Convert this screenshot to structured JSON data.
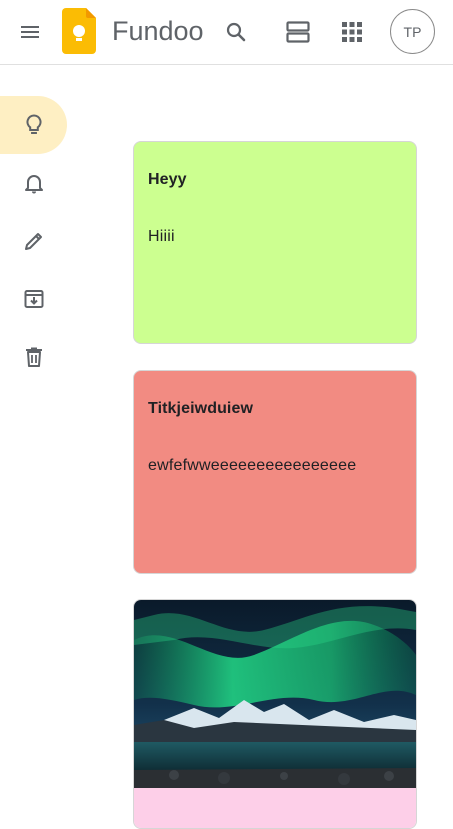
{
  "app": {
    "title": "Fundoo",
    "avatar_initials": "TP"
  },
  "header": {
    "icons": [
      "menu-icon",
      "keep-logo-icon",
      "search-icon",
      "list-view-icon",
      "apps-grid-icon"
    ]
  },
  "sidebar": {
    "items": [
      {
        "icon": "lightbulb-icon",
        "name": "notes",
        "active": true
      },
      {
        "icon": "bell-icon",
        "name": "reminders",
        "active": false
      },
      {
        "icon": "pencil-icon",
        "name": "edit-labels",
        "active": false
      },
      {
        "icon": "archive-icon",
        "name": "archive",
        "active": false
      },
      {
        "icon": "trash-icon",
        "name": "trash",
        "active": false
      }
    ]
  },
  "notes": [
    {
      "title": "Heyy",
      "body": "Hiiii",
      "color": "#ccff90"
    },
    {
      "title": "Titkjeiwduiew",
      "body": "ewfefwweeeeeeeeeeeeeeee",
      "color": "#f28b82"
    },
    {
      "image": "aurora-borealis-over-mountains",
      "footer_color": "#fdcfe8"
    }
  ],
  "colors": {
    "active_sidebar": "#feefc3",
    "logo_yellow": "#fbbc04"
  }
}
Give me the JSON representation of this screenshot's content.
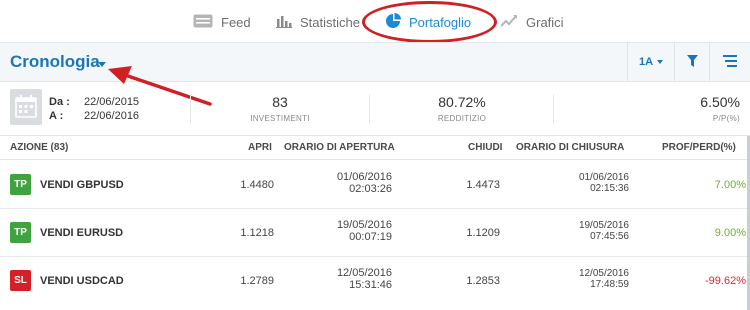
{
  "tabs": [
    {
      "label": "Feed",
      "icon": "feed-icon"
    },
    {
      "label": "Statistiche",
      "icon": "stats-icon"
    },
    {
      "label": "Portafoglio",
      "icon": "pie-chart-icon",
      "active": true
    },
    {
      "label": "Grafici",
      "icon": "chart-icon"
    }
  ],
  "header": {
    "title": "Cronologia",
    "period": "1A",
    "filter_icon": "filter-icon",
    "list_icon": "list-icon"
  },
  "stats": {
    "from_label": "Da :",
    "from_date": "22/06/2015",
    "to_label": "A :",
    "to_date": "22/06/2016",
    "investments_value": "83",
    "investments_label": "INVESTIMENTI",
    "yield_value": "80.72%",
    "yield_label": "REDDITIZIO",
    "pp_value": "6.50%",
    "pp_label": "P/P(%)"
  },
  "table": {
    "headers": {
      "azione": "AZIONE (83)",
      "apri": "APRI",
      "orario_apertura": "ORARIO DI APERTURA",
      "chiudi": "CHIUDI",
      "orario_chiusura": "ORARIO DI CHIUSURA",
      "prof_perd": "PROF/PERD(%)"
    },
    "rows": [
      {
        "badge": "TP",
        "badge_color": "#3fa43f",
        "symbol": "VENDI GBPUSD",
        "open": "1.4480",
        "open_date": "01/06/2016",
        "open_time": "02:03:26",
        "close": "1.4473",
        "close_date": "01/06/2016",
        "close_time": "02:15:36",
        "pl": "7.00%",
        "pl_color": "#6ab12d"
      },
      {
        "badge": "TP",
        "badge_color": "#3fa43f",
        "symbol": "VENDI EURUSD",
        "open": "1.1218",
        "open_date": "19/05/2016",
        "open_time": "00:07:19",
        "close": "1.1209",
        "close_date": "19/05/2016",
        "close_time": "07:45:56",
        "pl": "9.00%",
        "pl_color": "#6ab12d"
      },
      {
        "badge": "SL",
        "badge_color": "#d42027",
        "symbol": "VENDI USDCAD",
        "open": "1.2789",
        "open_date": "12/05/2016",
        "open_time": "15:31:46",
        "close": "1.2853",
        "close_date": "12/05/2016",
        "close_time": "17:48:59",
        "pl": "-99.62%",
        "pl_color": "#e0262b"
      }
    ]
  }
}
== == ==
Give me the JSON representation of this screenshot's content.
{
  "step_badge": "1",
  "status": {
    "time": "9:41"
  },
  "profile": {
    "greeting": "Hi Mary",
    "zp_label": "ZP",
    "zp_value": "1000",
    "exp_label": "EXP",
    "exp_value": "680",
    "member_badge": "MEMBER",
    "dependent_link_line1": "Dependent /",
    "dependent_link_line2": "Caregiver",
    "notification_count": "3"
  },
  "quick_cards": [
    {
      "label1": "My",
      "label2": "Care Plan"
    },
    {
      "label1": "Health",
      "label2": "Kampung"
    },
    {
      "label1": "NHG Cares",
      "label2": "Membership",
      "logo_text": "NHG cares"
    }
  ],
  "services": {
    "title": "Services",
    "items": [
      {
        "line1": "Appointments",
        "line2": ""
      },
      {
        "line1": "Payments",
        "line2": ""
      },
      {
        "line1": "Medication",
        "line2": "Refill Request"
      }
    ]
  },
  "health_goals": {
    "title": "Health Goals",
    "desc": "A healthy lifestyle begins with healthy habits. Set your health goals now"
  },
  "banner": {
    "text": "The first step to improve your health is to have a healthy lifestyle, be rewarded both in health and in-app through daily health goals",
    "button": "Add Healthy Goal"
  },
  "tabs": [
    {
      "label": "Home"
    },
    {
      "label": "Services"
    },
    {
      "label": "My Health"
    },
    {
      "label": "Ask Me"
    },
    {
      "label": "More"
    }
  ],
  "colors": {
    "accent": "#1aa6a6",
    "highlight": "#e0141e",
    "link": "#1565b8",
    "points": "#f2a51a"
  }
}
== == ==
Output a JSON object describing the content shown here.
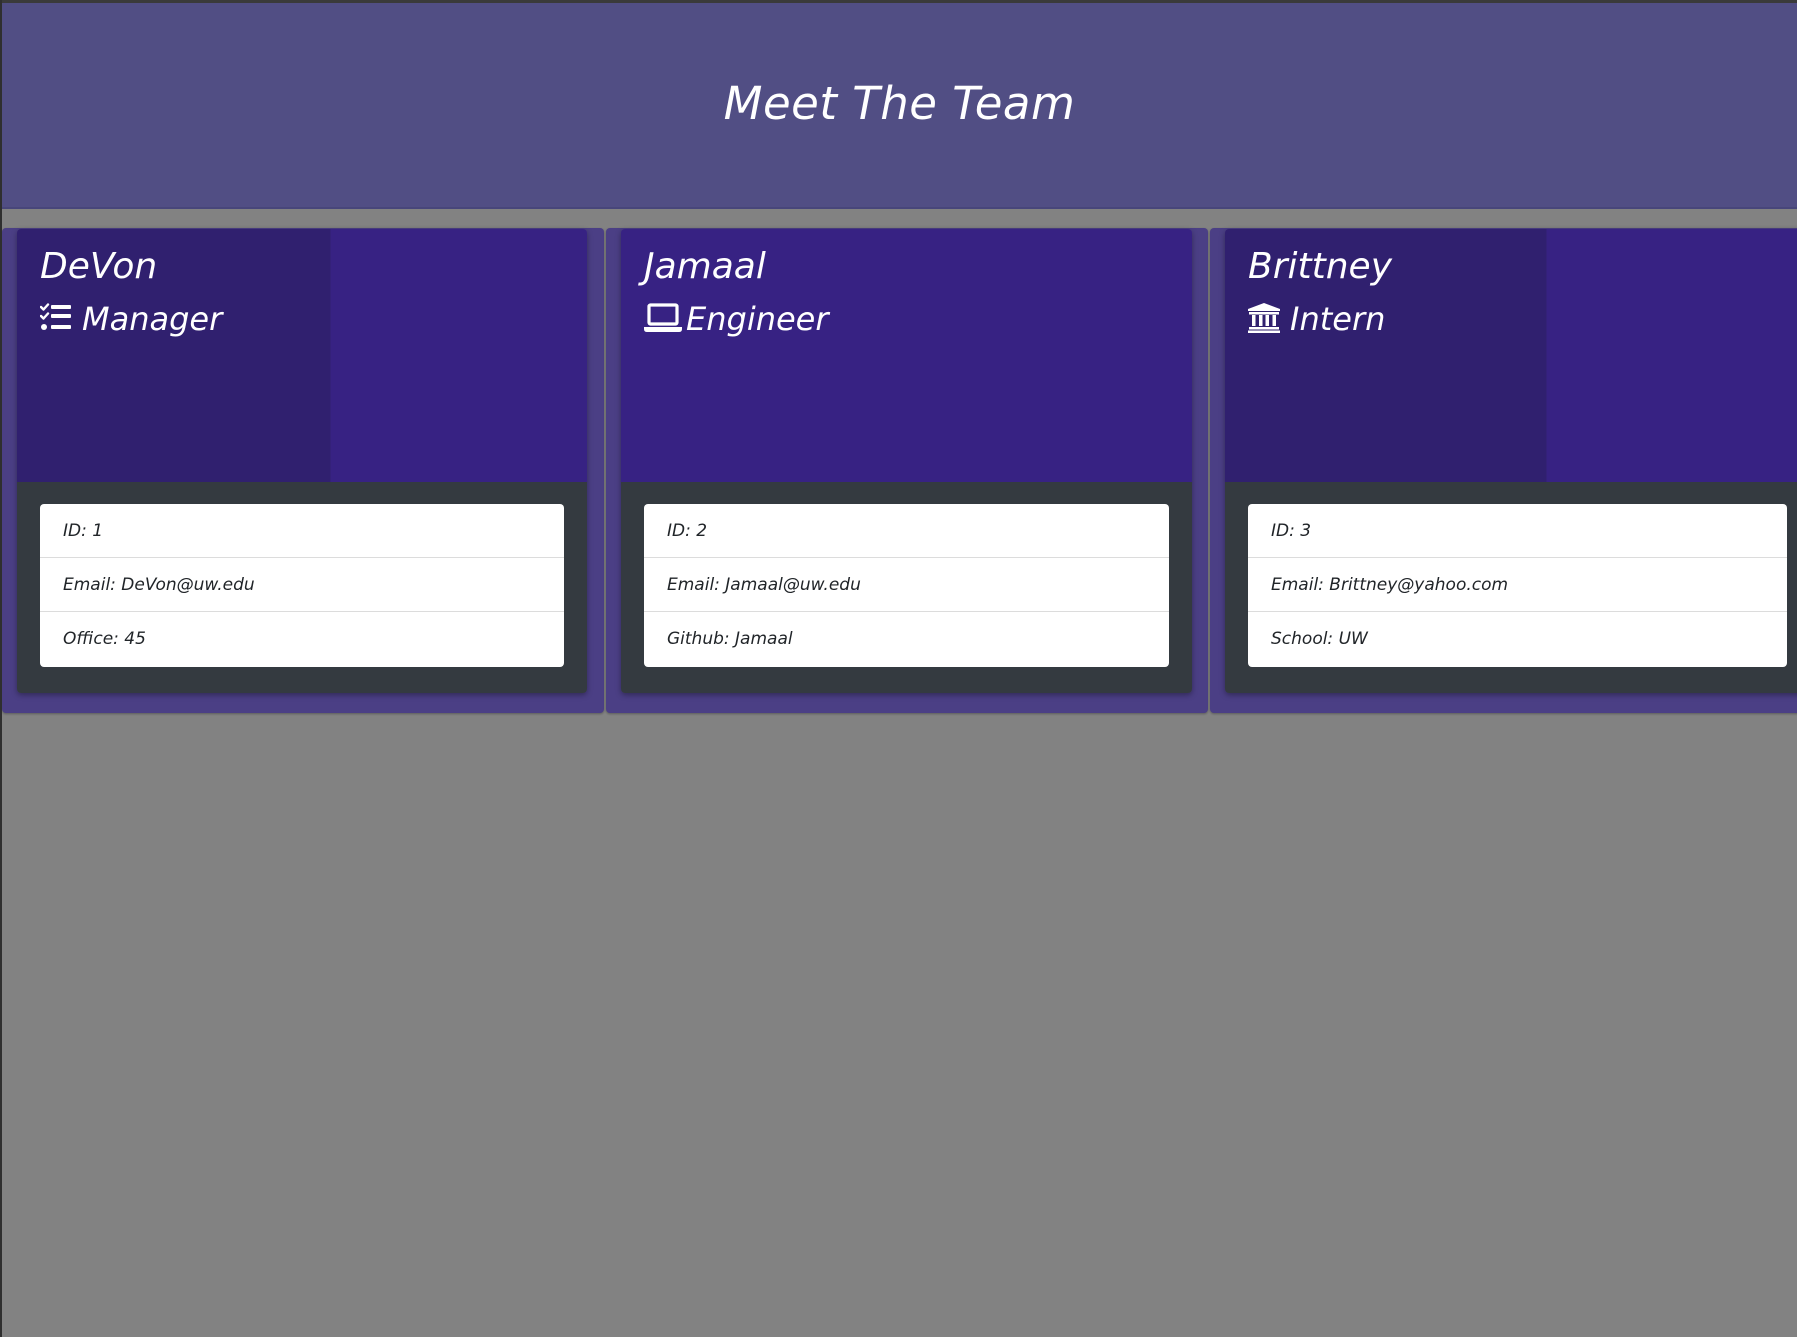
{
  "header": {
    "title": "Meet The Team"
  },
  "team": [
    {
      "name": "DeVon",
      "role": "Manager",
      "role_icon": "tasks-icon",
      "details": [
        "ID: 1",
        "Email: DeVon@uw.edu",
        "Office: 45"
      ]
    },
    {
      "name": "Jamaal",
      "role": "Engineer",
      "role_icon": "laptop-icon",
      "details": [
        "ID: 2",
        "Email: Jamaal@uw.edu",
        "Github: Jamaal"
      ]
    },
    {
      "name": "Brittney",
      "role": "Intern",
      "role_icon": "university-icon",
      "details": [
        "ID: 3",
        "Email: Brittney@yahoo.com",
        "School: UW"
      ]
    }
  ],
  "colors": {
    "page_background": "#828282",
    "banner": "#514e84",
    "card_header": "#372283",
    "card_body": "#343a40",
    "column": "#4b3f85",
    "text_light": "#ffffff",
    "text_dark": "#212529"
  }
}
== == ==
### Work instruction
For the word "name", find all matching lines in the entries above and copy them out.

### Answer to this exercise
        "name": "notes",
        "name": "reminders",
        "name": "edit-labels",
        "name": "archive",
        "name": "trash",
      "name": "DeVon",
      "name": "Jamaal",
      "name": "Brittney",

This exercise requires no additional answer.